  • Ratio Analysis

    DEFINITION OF 'Ratio Analysis'

    A ratio is relative size of two numbers. It represents the result of one number divided by another. It can be shown in different ways like number of times, in %, proportion of one to another.

    The relationship between two accounting figures expressed mathematically is known as financial ratio or accounting ratio.

    Accounting ratio, a form of financial statement analysis, enables the analyst to compares two aspect of financial statement and conveys the relationship of one metric with another and interprets the key information in the financial statement.

    Ratio analyses allow the comparison between the company, industries, time period of one company (Time series analysis), and company with industry average and provide relative performance. Therefore ratio analysis has no meaning unless benchmarked against something else.

    For example if a company ABC ltd has P/E multiple of 10x, it has no meaning unless we know the industry benchmark or some other company multiple. But if it is known that industry average P/E multiple is 12x, than we can simply say that ABC ltd is undervalued or out performing in the industry on the basis of P/E.


    Accounting Ratio enables to access the credit risk profile of borrower, enable the credit rating of the borrower and therefore ensure the safety of fund to be lending.

    Also it helps in valuation of company (Relative valuation) by making comparisons of various valuations multiple like P/E Multiple, EV/EBITDA etc.

    Ratio analyses enable the trend analysis and help the management to take decision by looking into the past.

    It Enables Development of an industry average by comparing various companies in same industry.

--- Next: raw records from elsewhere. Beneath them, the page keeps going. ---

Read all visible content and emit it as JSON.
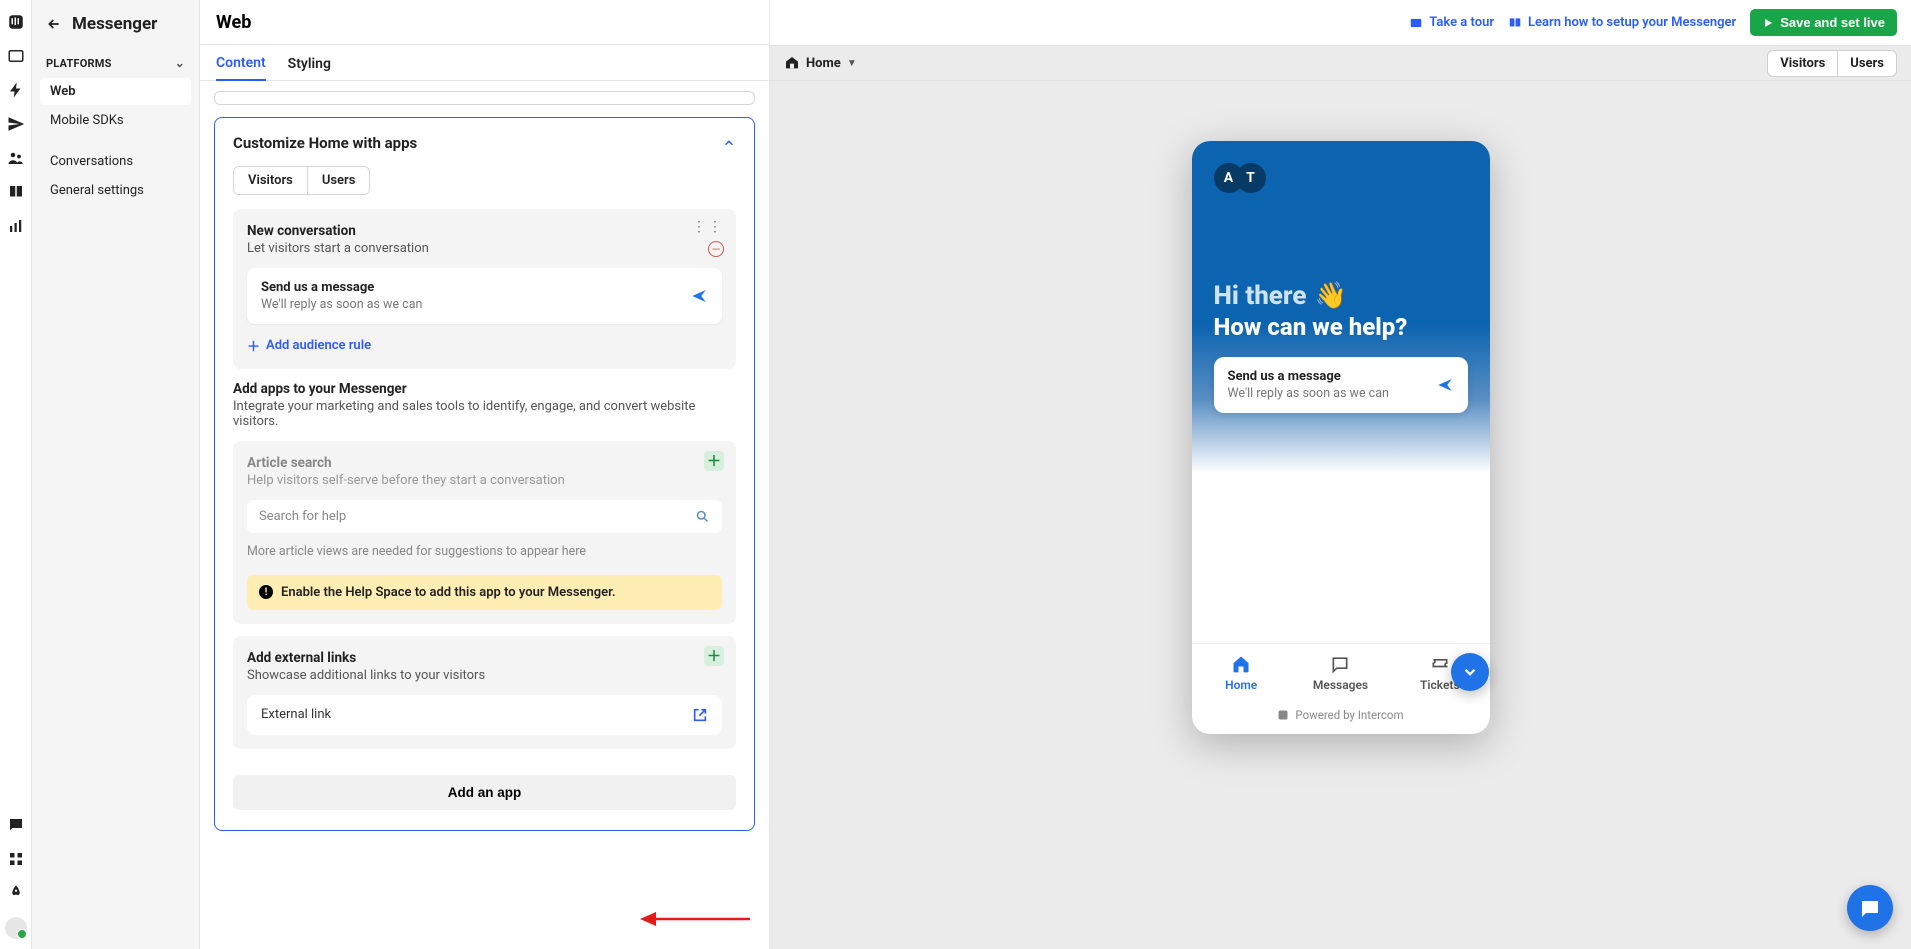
{
  "app": {
    "title": "Messenger"
  },
  "sidebar": {
    "section_label": "PLATFORMS",
    "items": [
      "Web",
      "Mobile SDKs"
    ],
    "secondary": [
      "Conversations",
      "General settings"
    ]
  },
  "header": {
    "title": "Web",
    "tour": "Take a tour",
    "learn": "Learn how to setup your Messenger",
    "save": "Save and set live"
  },
  "tabs": {
    "content": "Content",
    "styling": "Styling"
  },
  "homeCard": {
    "title": "Customize Home with apps",
    "seg": {
      "visitors": "Visitors",
      "users": "Users"
    },
    "newConvo": {
      "title": "New conversation",
      "sub": "Let visitors start a conversation",
      "msgTitle": "Send us a message",
      "msgSub": "We'll reply as soon as we can",
      "addRule": "Add audience rule"
    },
    "addApps": {
      "title": "Add apps to your Messenger",
      "sub": "Integrate your marketing and sales tools to identify, engage, and convert website visitors."
    },
    "articleSearch": {
      "title": "Article search",
      "sub": "Help visitors self-serve before they start a conversation",
      "placeholder": "Search for help",
      "hint": "More article views are needed for suggestions to appear here",
      "warning": "Enable the Help Space to add this app to your Messenger."
    },
    "externalLinks": {
      "title": "Add external links",
      "sub": "Showcase additional links to your visitors",
      "item": "External link"
    },
    "addApp": "Add an app"
  },
  "preview": {
    "toolbar": {
      "view": "Home",
      "seg": {
        "visitors": "Visitors",
        "users": "Users"
      }
    },
    "messenger": {
      "avatars": [
        "A",
        "T"
      ],
      "hi": "Hi there",
      "question": "How can we help?",
      "card": {
        "title": "Send us a message",
        "sub": "We'll reply as soon as we can"
      },
      "nav": {
        "home": "Home",
        "messages": "Messages",
        "tickets": "Tickets"
      },
      "footer": "Powered by Intercom"
    }
  }
}
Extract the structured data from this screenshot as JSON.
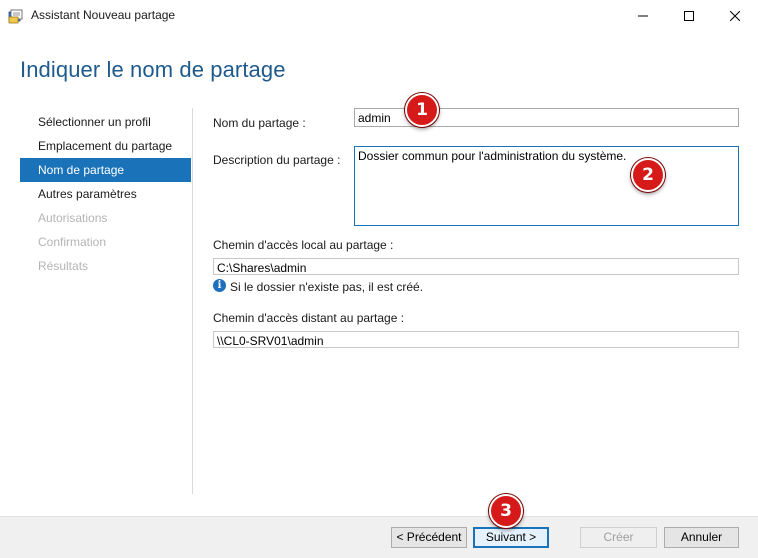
{
  "window": {
    "title": "Assistant Nouveau partage"
  },
  "header": {
    "title": "Indiquer le nom de partage"
  },
  "nav": {
    "items": [
      {
        "label": "Sélectionner un profil",
        "state": "normal"
      },
      {
        "label": "Emplacement du partage",
        "state": "normal"
      },
      {
        "label": "Nom de partage",
        "state": "active"
      },
      {
        "label": "Autres paramètres",
        "state": "normal"
      },
      {
        "label": "Autorisations",
        "state": "disabled"
      },
      {
        "label": "Confirmation",
        "state": "disabled"
      },
      {
        "label": "Résultats",
        "state": "disabled"
      }
    ]
  },
  "form": {
    "share_name_label": "Nom du partage :",
    "share_name_value": "admin",
    "description_label": "Description du partage :",
    "description_value": "Dossier commun pour l'administration du système.",
    "local_path_label": "Chemin d'accès local au partage :",
    "local_path_value": "C:\\Shares\\admin",
    "info_text": "Si le dossier n'existe pas, il est créé.",
    "remote_path_label": "Chemin d'accès distant au partage :",
    "remote_path_value": "\\\\CL0-SRV01\\admin"
  },
  "footer": {
    "previous_label": "< Précédent",
    "next_label": "Suivant >",
    "create_label": "Créer",
    "cancel_label": "Annuler"
  },
  "annotations": {
    "step1": "1",
    "step2": "2",
    "step3": "3"
  },
  "colors": {
    "accent": "#1a73b8",
    "title": "#1e5a8c",
    "badge": "#d61a1a"
  }
}
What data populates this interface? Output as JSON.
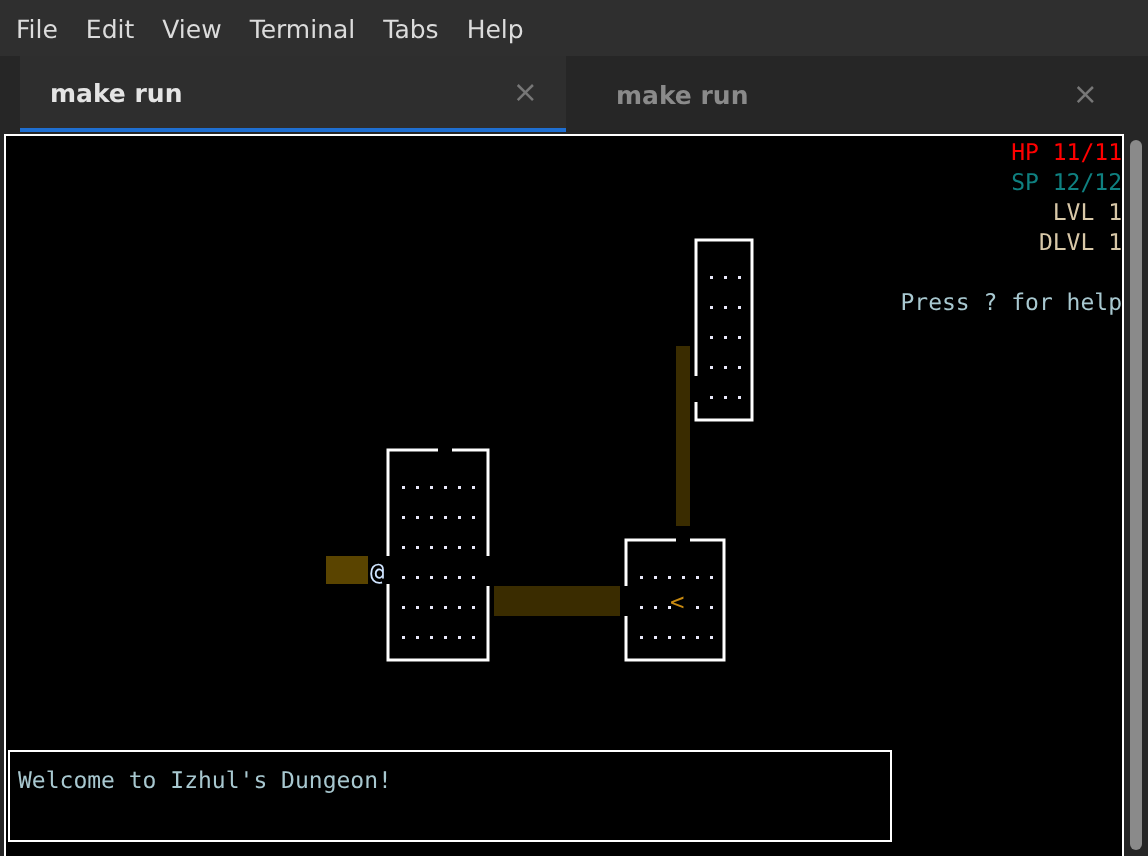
{
  "menu": [
    "File",
    "Edit",
    "View",
    "Terminal",
    "Tabs",
    "Help"
  ],
  "tabs": [
    {
      "label": "make run",
      "selected": true,
      "close": "×"
    },
    {
      "label": "make run",
      "selected": false,
      "close": "×"
    }
  ],
  "terminal": {
    "stats": [
      {
        "text": "HP 11/11",
        "color": "#ff0000"
      },
      {
        "text": "SP 12/12",
        "color": "#0f8080"
      },
      {
        "text": "LVL 1",
        "color": "#d8c8a8"
      },
      {
        "text": "DLVL 1",
        "color": "#d8c8a8"
      }
    ],
    "help": "Press ? for help",
    "map": {
      "player": "@",
      "stairs": "<"
    },
    "message": "Welcome to Izhul's Dungeon!"
  }
}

    The information related to ratio of company is available on resource ‘Bloomberg – ‘FA 6’ & S&P capital IQ under Financial for particular company.


    Ratio analysis is unable to do out of industry comparisons because acceptable ratio vary by industry, even within the same industry comparisons may not be accurate because of different accounting assumptions, different division of a large firm and also trend analysis is imprecise due to inflation etc.

    A company may have some bad and good ratio and so it becomes hard to tell whether company is good or bad.

    Also ratio is hard to interpret. For example: A high working capital ratio is considered to be good for short term liquidity position for the company whereas same also reflect the large amount of inventory etc

    In conclusion, an astute ratio analysis can give some insight information whereas if done in thoughtless manner can lead to bogus information






  • Ratio analysis - Types
  • Real Deficit
  • Reflation